“At school, people think I’m really nice,” said the 15-year-old boxer. “I mean, I’m nice and everything, but I’m not too nice to let people walk all over me.”

When Tovar isn’t practicing as a member of USA Boxing’s Youth National Team, she’s either catching up on homework or hanging out at one of Turlock’s many eateries with her friends – normal, high school stuff.

But, Tovar’s friends are very aware of the caliber of athlete they’ve chosen as their companion. Not only is she a nationally-ranked boxer, but Tovar is also active in THS Track and Cross Country.

“They all think it’s really cool,” said Tovar of her friends’ opinions on her young boxing career. “They mess around and make jokes, like saying that if someone messes with them they’ll just call me.

“Maybe I would help them out. It depends on the friend, but I’m not one to start things.”

Tovar’s sweet demeanor is challenged only by her ferocity in the boxing ring, with a threatening jab that has earned the boxer not only three national titles, but also recognition as the “Most Outstanding Boxer” for the Youth Female Division, securing her a spot on the USA Boxing National Team’s High Performance Squad and giving her the opportunity to attend training camps at the Olympic Training Center and represent Team USA at international competitions.

Tovar believes her success so far is paving the way to Tokyo.

“I’m looking to try for the Olympics in 2020,” said Tovar. “Winning these tournaments is helping me…since I’m winning, they already know me and what I can do.”

Tovar began boxing at just eight years old, following in the footsteps of her father.
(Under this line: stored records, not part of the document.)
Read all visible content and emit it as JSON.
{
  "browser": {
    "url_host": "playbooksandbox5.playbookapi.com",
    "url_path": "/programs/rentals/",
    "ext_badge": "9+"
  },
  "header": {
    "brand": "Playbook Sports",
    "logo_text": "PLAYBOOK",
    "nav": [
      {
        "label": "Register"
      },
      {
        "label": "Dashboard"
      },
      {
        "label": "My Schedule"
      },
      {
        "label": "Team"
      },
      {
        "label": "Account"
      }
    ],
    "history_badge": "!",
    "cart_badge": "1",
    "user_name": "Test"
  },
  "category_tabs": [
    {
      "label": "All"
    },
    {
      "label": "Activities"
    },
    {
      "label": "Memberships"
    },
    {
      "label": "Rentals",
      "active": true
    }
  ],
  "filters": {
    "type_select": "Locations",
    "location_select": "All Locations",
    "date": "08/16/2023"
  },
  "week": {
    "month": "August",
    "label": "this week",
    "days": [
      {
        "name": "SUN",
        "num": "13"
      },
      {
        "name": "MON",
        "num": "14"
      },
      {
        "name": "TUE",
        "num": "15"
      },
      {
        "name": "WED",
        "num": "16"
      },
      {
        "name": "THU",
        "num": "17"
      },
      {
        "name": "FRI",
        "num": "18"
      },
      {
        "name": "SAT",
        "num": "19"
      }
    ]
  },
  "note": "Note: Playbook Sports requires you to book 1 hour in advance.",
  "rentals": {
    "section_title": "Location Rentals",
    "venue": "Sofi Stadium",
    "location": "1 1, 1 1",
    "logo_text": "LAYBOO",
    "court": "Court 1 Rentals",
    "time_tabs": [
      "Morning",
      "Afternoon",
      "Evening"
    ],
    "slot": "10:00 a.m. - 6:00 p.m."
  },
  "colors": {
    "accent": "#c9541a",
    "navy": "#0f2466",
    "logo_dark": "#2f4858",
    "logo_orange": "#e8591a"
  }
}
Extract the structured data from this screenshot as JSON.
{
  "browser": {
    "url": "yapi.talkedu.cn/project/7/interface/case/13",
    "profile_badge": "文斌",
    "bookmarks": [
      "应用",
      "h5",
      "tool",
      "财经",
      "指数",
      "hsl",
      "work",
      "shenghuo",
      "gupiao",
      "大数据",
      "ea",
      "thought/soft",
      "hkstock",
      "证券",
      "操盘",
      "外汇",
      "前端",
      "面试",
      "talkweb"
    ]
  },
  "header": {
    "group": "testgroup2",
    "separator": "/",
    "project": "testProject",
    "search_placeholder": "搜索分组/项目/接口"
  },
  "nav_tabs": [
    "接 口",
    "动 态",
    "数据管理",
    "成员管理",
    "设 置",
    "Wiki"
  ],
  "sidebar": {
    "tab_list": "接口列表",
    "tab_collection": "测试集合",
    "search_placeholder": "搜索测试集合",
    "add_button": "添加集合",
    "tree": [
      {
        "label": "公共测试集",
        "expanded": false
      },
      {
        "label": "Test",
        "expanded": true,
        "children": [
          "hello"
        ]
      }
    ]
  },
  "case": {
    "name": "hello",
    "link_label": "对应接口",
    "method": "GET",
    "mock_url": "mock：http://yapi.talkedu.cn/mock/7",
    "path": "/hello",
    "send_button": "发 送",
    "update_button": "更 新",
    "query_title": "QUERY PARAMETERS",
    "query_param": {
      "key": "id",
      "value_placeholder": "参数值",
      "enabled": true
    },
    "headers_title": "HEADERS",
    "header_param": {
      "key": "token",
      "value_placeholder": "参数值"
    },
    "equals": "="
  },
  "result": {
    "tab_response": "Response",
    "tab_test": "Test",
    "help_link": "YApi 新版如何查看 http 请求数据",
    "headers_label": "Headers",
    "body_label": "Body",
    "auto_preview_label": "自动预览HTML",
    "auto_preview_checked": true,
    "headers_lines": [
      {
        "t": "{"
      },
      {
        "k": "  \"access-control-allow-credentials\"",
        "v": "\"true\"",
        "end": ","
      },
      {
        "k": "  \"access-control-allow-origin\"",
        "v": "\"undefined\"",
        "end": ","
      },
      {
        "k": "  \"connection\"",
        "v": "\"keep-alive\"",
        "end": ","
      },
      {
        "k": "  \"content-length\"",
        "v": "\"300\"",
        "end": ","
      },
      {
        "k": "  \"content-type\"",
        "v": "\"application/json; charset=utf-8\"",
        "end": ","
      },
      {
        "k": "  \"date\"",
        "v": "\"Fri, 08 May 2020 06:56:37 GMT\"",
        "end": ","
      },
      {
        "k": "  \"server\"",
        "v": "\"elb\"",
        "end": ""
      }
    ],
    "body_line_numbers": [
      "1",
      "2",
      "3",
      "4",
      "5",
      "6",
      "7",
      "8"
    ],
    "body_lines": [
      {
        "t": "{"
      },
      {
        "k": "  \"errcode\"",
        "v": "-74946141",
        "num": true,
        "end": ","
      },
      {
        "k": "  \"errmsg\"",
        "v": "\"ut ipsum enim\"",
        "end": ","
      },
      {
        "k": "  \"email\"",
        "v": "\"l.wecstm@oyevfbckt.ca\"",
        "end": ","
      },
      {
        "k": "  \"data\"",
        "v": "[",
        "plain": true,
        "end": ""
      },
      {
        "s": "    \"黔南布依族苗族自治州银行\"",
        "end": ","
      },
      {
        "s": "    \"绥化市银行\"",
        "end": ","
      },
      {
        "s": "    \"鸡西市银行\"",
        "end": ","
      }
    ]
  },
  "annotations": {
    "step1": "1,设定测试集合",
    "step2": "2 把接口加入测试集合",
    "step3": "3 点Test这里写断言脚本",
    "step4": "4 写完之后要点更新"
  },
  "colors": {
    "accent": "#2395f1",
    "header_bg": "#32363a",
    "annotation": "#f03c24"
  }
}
The sport is a family affair, she said, with her grandfather coaching her father to box, and her father passing on his knowledge to her.

Her first fight took place when she was just 10 years old, but it wasn’t until she won her first USA Boxing national title last year in the 110-pound Junior Division that Tovar realized she had the talent to go far, she said. From there, Tovar went on to win another national title – this time at the 2017 Golden Gloves Tournament of Champions, where she again fought as a 110-pound Junior.

Tovar’s most recent title earned last week is arguably her most impressive, as it was her first fight in the older Youth Division, she went down into the 106-pound weight class and, for the first time, she had to make her way through three fights, rather than just one, against fellow nationally-ranked boxers – all of whom were older than her.

Though the odds were stacked against her, Tovar went into the tournament with confidence despite being the youngest in her bracket.

“It didn’t bother me, but I knew they probably underestimated me,” she said. “It made me push forward because I knew I could beat them and my age doesn’t matter.”

While she breezed through her first match, Tovar’s final two matches against Amy Salinas of Las Cruces, New Mexico, in the semi-finals and Natalie Dove of Philadelphia, Pennsylvania for the championship were far more challenging.

Prior to Tovar snatching the title, Salinas was the reigning top-ranked youth woman at 106 pounds. Dove also held a national title – 101 pounds at the Junior Division.

“There were three of us who were all nationally-ranked and had to fight each other,” said Tovar. “They both had different styles, but after the first round you get a feel for how they fight. Depending on if they’re a boxer or a brawler, then you know what to do.”

By the time Tovar had defeated her first opponent, Estrellita Iturralde of Los Lunas, New Mexico, and also emerged victorious over Salinas, she was more than prepared for Dove, she said.

“I already knew it was going to be a tough fight, and I knew I was going to have to work for it,” said Tovar. “I’ve been working a lot and didn’t have any breaks during the year, so I put it in my head that I wasn’t going to let her take that away from me after all of the things I had sacrificed for it.”

Tovar’s headstrong attitude payed off, as the boxer defeated Dove for the 106-pound national title in the Youth Division.

The next time Tovar steps in the ring during a national tournament will be during the 2018 Junior Olympics in June, continuing her journey to Tokyo in 2020. For now, she’ll take a break from her life as a national-ranked boxer, watching Netflix, hanging out with her friends and catching up on some homework – just normal, high school stuff.